(DATA SUPPLIED Opens)

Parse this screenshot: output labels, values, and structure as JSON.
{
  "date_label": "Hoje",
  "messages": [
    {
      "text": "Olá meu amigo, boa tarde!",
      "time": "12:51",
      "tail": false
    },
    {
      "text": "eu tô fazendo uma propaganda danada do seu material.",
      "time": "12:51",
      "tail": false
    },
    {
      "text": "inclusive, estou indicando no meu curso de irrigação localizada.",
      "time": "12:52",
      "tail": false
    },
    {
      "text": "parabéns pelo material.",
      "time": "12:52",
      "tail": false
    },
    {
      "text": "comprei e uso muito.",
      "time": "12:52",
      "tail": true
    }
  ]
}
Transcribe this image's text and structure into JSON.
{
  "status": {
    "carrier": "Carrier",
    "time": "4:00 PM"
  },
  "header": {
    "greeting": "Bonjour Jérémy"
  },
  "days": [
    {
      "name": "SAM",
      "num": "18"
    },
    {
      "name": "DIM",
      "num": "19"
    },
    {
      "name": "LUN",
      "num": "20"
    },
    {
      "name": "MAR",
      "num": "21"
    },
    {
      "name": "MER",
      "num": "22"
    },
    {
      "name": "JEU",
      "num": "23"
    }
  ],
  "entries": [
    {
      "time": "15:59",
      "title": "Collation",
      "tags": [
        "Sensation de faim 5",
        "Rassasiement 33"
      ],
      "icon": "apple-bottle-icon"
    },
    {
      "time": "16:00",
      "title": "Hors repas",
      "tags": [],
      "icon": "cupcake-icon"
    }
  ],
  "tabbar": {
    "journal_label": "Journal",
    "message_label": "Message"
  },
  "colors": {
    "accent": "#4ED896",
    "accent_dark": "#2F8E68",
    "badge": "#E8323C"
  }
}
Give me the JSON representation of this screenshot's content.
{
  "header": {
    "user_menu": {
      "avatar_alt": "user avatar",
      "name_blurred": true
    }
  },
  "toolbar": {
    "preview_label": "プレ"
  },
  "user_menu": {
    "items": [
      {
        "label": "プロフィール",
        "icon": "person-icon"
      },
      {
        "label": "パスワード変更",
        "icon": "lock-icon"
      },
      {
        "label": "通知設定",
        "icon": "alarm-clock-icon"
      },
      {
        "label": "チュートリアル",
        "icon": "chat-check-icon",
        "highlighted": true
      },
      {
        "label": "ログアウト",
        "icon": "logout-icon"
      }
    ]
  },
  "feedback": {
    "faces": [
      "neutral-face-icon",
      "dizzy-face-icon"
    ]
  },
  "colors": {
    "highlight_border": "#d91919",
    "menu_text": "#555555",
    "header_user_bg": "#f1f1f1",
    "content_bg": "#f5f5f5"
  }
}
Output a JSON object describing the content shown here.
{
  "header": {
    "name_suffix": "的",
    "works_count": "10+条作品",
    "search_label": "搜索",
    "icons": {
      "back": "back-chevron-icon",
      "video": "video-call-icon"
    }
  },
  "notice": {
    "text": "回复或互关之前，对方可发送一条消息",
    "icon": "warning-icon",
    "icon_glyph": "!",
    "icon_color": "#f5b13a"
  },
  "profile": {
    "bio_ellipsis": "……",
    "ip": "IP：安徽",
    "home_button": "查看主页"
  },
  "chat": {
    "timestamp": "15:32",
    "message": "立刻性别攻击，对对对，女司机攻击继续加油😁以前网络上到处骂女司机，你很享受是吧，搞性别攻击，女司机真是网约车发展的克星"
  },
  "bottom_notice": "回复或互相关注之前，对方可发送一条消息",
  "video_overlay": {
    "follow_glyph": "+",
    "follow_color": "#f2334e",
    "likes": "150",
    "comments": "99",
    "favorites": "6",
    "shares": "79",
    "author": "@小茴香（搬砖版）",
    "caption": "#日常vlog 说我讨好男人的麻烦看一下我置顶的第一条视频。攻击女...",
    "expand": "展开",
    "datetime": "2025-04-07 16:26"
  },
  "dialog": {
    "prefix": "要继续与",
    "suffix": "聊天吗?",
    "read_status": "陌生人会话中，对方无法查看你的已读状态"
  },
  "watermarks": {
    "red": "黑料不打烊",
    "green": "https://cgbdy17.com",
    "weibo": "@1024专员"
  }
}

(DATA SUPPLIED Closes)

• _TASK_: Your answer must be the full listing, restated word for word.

• _OUTPUT FOR THIS EXERCISE_:
Parse this screenshot: output labels, values, and structure as JSON.
{
  "date_label": "Hoje",
  "messages": [
    {
      "text": "Olá meu amigo, boa tarde!",
      "time": "12:51",
      "tail": false
    },
    {
      "text": "eu tô fazendo uma propaganda danada do seu material.",
      "time": "12:51",
      "tail": false
    },
    {
      "text": "inclusive, estou indicando no meu curso de irrigação localizada.",
      "time": "12:52",
      "tail": false
    },
    {
      "text": "parabéns pelo material.",
      "time": "12:52",
      "tail": false
    },
    {
      "text": "comprei e uso muito.",
      "time": "12:52",
      "tail": true
    }
  ]
}
Transcribe this image's text and structure into JSON.
{
  "status": {
    "carrier": "Carrier",
    "time": "4:00 PM"
  },
  "header": {
    "greeting": "Bonjour Jérémy"
  },
  "days": [
    {
      "name": "SAM",
      "num": "18"
    },
    {
      "name": "DIM",
      "num": "19"
    },
    {
      "name": "LUN",
      "num": "20"
    },
    {
      "name": "MAR",
      "num": "21"
    },
    {
      "name": "MER",
      "num": "22"
    },
    {
      "name": "JEU",
      "num": "23"
    }
  ],
  "entries": [
    {
      "time": "15:59",
      "title": "Collation",
      "tags": [
        "Sensation de faim 5",
        "Rassasiement 33"
      ],
      "icon": "apple-bottle-icon"
    },
    {
      "time": "16:00",
      "title": "Hors repas",
      "tags": [],
      "icon": "cupcake-icon"
    }
  ],
  "tabbar": {
    "journal_label": "Journal",
    "message_label": "Message"
  },
  "colors": {
    "accent": "#4ED896",
    "accent_dark": "#2F8E68",
    "badge": "#E8323C"
  }
}
Give me the JSON representation of this screenshot's content.
{
  "header": {
    "user_menu": {
      "avatar_alt": "user avatar",
      "name_blurred": true
    }
  },
  "toolbar": {
    "preview_label": "プレ"
  },
  "user_menu": {
    "items": [
      {
        "label": "プロフィール",
        "icon": "person-icon"
      },
      {
        "label": "パスワード変更",
        "icon": "lock-icon"
      },
      {
        "label": "通知設定",
        "icon": "alarm-clock-icon"
      },
      {
        "label": "チュートリアル",
        "icon": "chat-check-icon",
        "highlighted": true
      },
      {
        "label": "ログアウト",
        "icon": "logout-icon"
      }
    ]
  },
  "feedback": {
    "faces": [
      "neutral-face-icon",
      "dizzy-face-icon"
    ]
  },
  "colors": {
    "highlight_border": "#d91919",
    "menu_text": "#555555",
    "header_user_bg": "#f1f1f1",
    "content_bg": "#f5f5f5"
  }
}
Output a JSON object describing the content shown here.
{
  "header": {
    "name_suffix": "的",
    "works_count": "10+条作品",
    "search_label": "搜索",
    "icons": {
      "back": "back-chevron-icon",
      "video": "video-call-icon"
    }
  },
  "notice": {
    "text": "回复或互关之前，对方可发送一条消息",
    "icon": "warning-icon",
    "icon_glyph": "!",
    "icon_color": "#f5b13a"
  },
  "profile": {
    "bio_ellipsis": "……",
    "ip": "IP：安徽",
    "home_button": "查看主页"
  },
  "chat": {
    "timestamp": "15:32",
    "message": "立刻性别攻击，对对对，女司机攻击继续加油😁以前网络上到处骂女司机，你很享受是吧，搞性别攻击，女司机真是网约车发展的克星"
  },
  "bottom_notice": "回复或互相关注之前，对方可发送一条消息",
  "video_overlay": {
    "follow_glyph": "+",
    "follow_color": "#f2334e",
    "likes": "150",
    "comments": "99",
    "favorites": "6",
    "shares": "79",
    "author": "@小茴香（搬砖版）",
    "caption": "#日常vlog 说我讨好男人的麻烦看一下我置顶的第一条视频。攻击女...",
    "expand": "展开",
    "datetime": "2025-04-07 16:26"
  },
  "dialog": {
    "prefix": "要继续与",
    "suffix": "聊天吗?",
    "read_status": "陌生人会话中，对方无法查看你的已读状态"
  },
  "watermarks": {
    "red": "黑料不打烊",
    "green": "https://cgbdy17.com",
    "weibo": "@1024专员"
  }
}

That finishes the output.